If you’re more of a religious person, especially one that dislikes meat, alcohol, coffee, and evangelists, the Capitol Memorial Church has its annual vegetarian food festival. Because they hold services on Saturday, the event will be on Sunday, the 16th, from 1PM-4PM. According to the DCist article on theevent, the diversity and volume of food is enormous. The CMC professes to have parishioners from 40 countries providing an unlimited transnational smorgasbord for $10 Map out the CMC.
So in the last post, I pointed out that it was easiest to demonstrate that some location is a place by showing the density of people there. That’s what this map is. It’s an imprecise but useful tool to map and note the actual behaviors of pedestrians in the T-T area. I’ve made a point of making it blurry and gradated. There are not borders, so much as dips in circulation and public activity that result from the popularity of one area and the amount of effort pedestrians are willing to exert to get from one place to another.
Take, for example, Friendship Heights. Most people arrive by Metro or driving to the retail district. But within only two or blocks of that hub of activity, the circulation patterns change: there are fewer people and they are generally more local. The walkable distance matters more. It’s clear that the locality ends, even if it is slight and gradual.
The character of the architecture changes slightly as one travels south on Wisconsin. It’s shorter, somewhat dinkier. But at Fessenden Street, the entire block is suddenly small, two-story local retail. It looks like little to the north, but also seems slightly different from Tenleytown, up a steep hill to the south. Someone who lived a block to the south would feel like it might be part of Tenleytown, and someone who lives a block to the north might feel it’s Friendship Heights. This is hard to define; just like foot traffic, it comes in gradients. However, due to its higher pedestrian traffic, small public park, and consistent look, I would argue it is effectively a between-place. So let me show you what I’ve come up with:
So, property and school districts are both legal structures that have strong effects on the perception of space and the organization of social networks. But generally, the legal structure that affects the commercial and economic growth of spaces is zoning.
Zoning, quickly, is a Progressive-era policy from the early 1900s that dictates what uses can or cannot exist on a certain piece of property or in a general area. The Modern Movement picked up the concept as a way of guaranteeing a healthy city, as did the Garden City and Regional Planning movements. Generally, its effects have been good – like keeping smelting plants away from residences.
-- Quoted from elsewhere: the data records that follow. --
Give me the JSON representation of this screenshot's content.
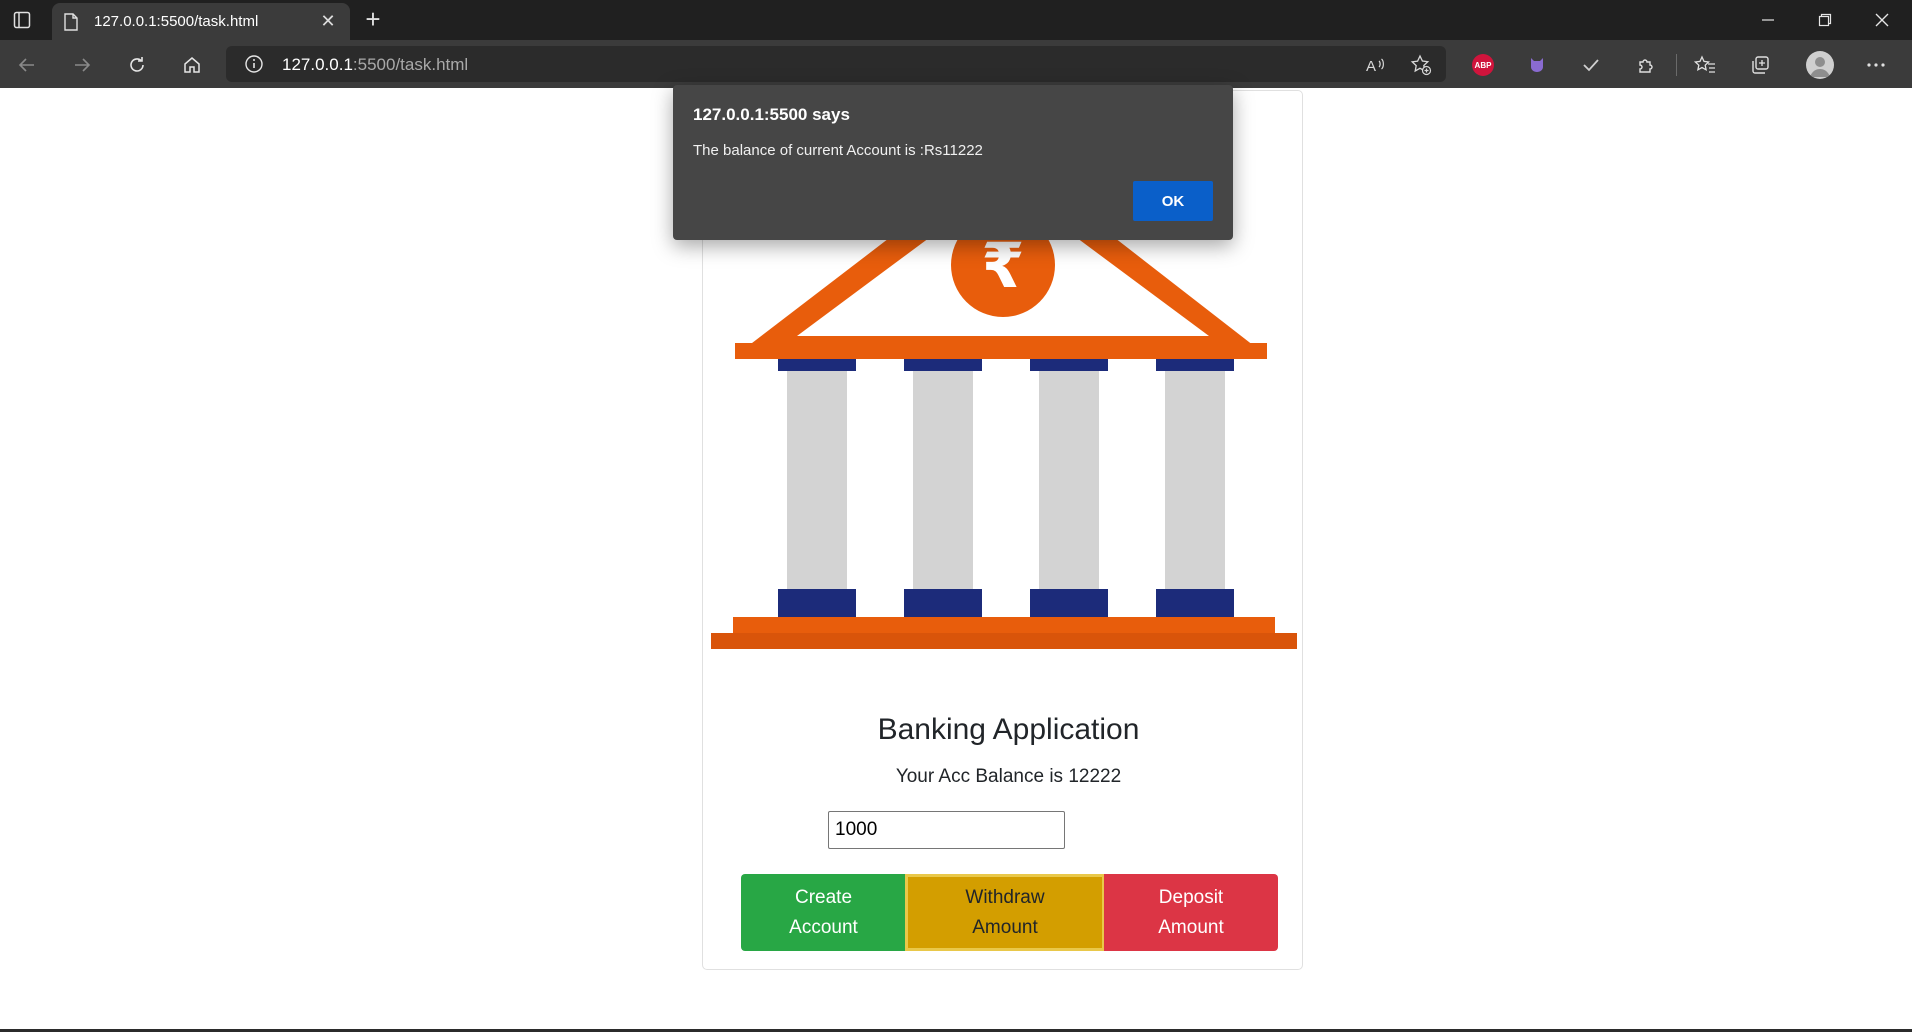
{
  "browser": {
    "tab_title": "127.0.0.1:5500/task.html",
    "url_host": "127.0.0.1",
    "url_path": ":5500/task.html",
    "new_tab_glyph": "+",
    "close_glyph": "✕"
  },
  "page": {
    "heading": "Banking Application",
    "balance_text": "Your Acc Balance is 12222",
    "amount_value": "1000",
    "buttons": {
      "create": [
        "Create",
        "Account"
      ],
      "withdraw": [
        "Withdraw",
        "Amount"
      ],
      "deposit": [
        "Deposit",
        "Amount"
      ]
    }
  },
  "dialog": {
    "title": "127.0.0.1:5500 says",
    "message": "The balance of current Account is :Rs11222",
    "ok_label": "OK"
  },
  "icons": {
    "bank_illustration": "bank-building-rupee",
    "colors": {
      "orange": "#e85d0c",
      "navy": "#1c2b7a",
      "pillar": "#d3d3d3"
    }
  }
}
But it’s also led to unhealthy homogeneity and a commuter culture that was less prominent before governments began micromanaging the fabric of cities.
This is one of the wonkier posts, but it’s important to understand what has been planned for the area.
So, in addition to the visible boundaries of the city, there are the invisible ones, ones that are really only legible to a bureaucracy, but have significant effects on the lives of residents. Because it affects individuals so young and even effects the parents, where someone goes to school seriously alters the social geography of cities. They decide where the majority of socialization occurs: in one school, in another school; in private schools, in public schools; in classrooms or in breakfast nooks.
When I was a wee little Flannie, attending Murch and carousing about my block, I had neighbors across the street whom I hardly knew. Why? They went to Janney. We met and played outside occasionally, but by 3rd grade, we both had already formed our social lives, and that was it. Our parents were likewise divided; they knew each other, but that was it. My street was the boundary between two schools and there was a palpable difference between the facing blocks.
In the Reno-Tenleytown-Tobago area, there are seven schools that provide Nursery school through Twelfth Grade education. Obviously, there’s also American University, but that’s not as relevant since its students are not shaped as much by boundaries and divisions. There are also any number of private and parochial schools students could attend, three of which are in the area, but with a minivan or a Volvo, you too can idle your car outside your child’s school. So let’s just do the public schools.